Ida's heavy rains in Tennessee make festival grounds unsafe
By Newser Editors and Wire Services
Posted Sep 1, 2021 1:38 AM CDT
Bonnaroo Music Festival Canceled Thanks to Ida
The new Bonnaroo arch appears at the Bonnaroo Music and Arts Festival on June 16, 2019, in Manchester, Tenn.   (Photo by Amy Harris/Invision/AP, File)

Heavy rains from Hurricane Ida have forced Bonnaroo Music & Arts Festival in Tennessee to cancel as organizers say the waterlogged festival grounds are unsafe for driving or camping. The annual festival was scheduled to start Thursday on the site of a former farm in Manchester, about an hour southeast of Nashville, the AP reports. On social media Tuesday, the festival said that tremendous rainfall over the last 24 hours, remnants of Ida's powerful winds and rain, have saturated the paths and camping areas.
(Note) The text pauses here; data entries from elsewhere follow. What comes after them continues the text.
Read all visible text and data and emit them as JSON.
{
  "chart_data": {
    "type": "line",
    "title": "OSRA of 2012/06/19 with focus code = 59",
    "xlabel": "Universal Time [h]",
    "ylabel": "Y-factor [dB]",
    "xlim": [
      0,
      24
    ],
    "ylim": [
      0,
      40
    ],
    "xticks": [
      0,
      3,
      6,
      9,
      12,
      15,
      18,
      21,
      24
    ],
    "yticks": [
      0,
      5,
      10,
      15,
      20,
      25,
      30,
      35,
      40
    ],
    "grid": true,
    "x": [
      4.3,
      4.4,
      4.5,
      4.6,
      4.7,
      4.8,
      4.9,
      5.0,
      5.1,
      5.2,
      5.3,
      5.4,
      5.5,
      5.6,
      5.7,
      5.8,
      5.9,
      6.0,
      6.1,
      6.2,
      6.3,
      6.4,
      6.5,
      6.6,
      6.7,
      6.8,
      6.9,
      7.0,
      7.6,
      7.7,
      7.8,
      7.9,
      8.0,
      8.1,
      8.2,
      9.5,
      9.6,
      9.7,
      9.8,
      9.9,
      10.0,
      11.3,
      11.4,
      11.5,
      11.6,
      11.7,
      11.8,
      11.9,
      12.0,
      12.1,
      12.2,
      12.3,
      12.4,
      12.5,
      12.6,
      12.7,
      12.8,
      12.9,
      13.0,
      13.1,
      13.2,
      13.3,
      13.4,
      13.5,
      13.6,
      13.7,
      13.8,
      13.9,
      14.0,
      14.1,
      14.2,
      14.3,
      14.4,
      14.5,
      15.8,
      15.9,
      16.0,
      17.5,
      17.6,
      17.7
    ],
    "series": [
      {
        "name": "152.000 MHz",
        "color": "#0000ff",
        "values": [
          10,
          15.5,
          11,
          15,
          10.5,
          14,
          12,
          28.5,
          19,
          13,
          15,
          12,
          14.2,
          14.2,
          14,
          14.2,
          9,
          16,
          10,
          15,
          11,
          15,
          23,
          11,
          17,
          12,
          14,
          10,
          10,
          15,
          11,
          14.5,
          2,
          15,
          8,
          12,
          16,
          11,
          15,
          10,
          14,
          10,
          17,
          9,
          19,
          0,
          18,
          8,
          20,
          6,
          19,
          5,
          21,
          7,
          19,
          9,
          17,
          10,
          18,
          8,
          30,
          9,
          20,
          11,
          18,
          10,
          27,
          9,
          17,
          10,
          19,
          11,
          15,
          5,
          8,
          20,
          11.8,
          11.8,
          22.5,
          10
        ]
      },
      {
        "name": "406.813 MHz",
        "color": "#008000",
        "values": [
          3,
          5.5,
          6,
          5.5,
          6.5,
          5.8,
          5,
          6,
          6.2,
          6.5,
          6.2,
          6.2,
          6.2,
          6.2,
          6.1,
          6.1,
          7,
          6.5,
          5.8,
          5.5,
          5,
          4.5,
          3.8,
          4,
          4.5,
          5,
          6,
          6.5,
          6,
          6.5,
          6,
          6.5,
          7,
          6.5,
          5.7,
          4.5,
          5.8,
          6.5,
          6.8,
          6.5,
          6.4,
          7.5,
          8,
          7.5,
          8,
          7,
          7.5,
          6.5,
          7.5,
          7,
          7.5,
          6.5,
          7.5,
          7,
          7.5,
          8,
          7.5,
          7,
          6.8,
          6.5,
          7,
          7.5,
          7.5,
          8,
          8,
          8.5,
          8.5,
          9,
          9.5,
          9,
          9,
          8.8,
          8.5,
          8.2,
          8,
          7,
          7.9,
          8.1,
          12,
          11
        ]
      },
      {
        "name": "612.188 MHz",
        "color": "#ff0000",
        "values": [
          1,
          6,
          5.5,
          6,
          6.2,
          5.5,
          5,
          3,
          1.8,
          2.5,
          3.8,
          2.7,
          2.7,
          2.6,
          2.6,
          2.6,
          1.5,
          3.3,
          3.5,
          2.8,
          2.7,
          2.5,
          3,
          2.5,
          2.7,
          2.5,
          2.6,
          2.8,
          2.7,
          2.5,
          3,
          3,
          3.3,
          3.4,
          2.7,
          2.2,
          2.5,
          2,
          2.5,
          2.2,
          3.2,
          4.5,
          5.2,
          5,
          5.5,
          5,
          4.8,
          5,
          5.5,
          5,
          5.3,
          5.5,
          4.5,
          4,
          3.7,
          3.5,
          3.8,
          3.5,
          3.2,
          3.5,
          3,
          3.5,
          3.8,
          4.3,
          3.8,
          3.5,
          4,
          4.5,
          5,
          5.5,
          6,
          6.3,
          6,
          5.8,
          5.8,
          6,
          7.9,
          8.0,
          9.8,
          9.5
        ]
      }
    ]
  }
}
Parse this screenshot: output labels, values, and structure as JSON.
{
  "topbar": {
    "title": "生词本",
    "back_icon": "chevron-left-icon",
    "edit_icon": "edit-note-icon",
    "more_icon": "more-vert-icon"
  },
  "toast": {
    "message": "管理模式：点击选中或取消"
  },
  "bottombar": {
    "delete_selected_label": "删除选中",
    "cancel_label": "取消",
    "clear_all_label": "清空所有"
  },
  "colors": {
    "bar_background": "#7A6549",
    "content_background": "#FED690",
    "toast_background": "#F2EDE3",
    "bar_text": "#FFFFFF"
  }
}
The festival had earlier warned fans that camping capacity would be reduced because of the rain, but by Tuesday afternoon, the festival said its central stage area was also waterlogged.

Artists who were scheduled to headline include Tyler, the Creator, deadmau5, Lizzo, My Morning Jacket, Foo Fighters, and Megan Thee Stallion. The festival's attendance in 2019 was around 80,000 but last year's event was postponed to this year because of the COVID-19 pandemic. Refunds were being offered for fans. More from Ida:

  • Power and water outages are still affecting hundreds of thousands of people, the AP reports. The region is under a heat advisory, with forecasters saying the combination of high temperatures and humidity could make it feel like 106 degrees on Wednesday. It could take weeks for power to be restored to some areas. New Orleans on Tuesday instituted a curfew to prevent crime amid the power outage.
  • Drivers lined up for roughly a quarter-mile, waiting to get into a New Orleans Costco that was one of the few spots in the city with gasoline. At other gas stations, motorists occasionally pulled up to the pumps, saw the handles covered in plastic bags and drove off.
  • The Louisiana barrier island of Grand Isle, which bore Ida's full fury, is “uninhabitable,” with every building damaged, Jefferson Parish President Cynthia Lee Sheng told a news conference. There are also numerous breaks in the levee system and a strong odor of natural gas, she said.
  • The death toll still sits at four, but is expected to rise. (One person was killed by a falling tree; another drowned in his car trying to drive through floodwaters; and two more were killed when part of a highway was washed away.)

Get the news faster.
Tap to install our app.
Install the Newser News app
in two easy steps:
1. Tap in your navigation bar.
2. Tap to Add to Home Screen.